Heart attacks result in dead myocardial tissue that forms a scar, and so patients are left with a chronically weakened heart. Replacement heart cells or stems cells that can become desired cardiac cells can be grown in the lab and injected into the dead tissue, but it’s a major challenge to keep them in place long enough for them to be established as a bonafide part of the heart. Now researchers at the University of Bonn in Germany have reported on a new way of using magnets to lure injected cells to gather on or near the heart, giving cells a better chance to survive.
The researchers attached magnetic nanoparticles to embryonic cardiomyocytes and embryonic stem cell-derived cardiomyocytes that were designed to be injected into post infarct mice. A magnet was then placed within millimeters of the heart and the cells delivered into the damaged tissue. The same was done with the same kinds of cells, but without the attached nanoparticles in order to provide a control group. All the injected cells were made to be fluorescent, so as to be able to be followed to their destiny following the injections.
When the researchers compared the groups of mice, they discovered that the mice treated with cells connected to magnetic nanoparticles had significantly more of the introduced cells attach themselves to the heart.
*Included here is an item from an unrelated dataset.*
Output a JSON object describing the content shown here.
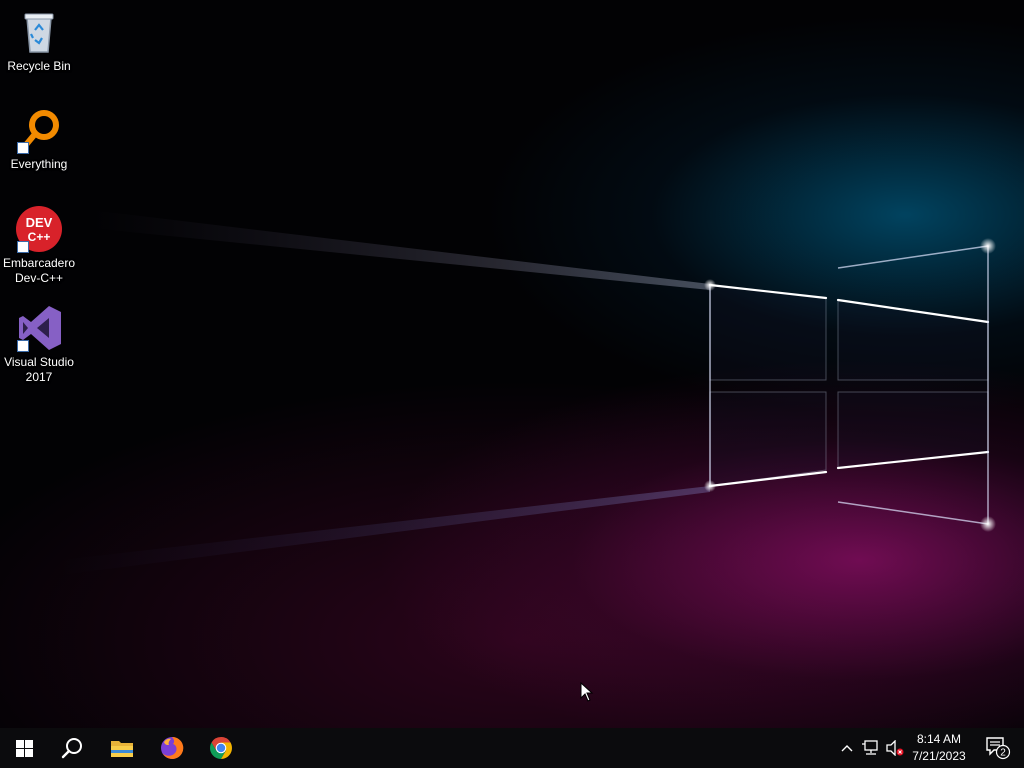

Additionally, more of these cells managed to survive and proliferate compared to the unattached cells.
The technology is extremely promising and may provide the first true treatment option for heart attacks that actually restores dead cells with live ones and brings the organ back to a similar state in which it was before.
Study abstract in journal Biomaterials: Improved heart repair upon myocardial infarction: Combination of magnetic nanoparticles and tailored magnets strongly increases engraftment of myocytes…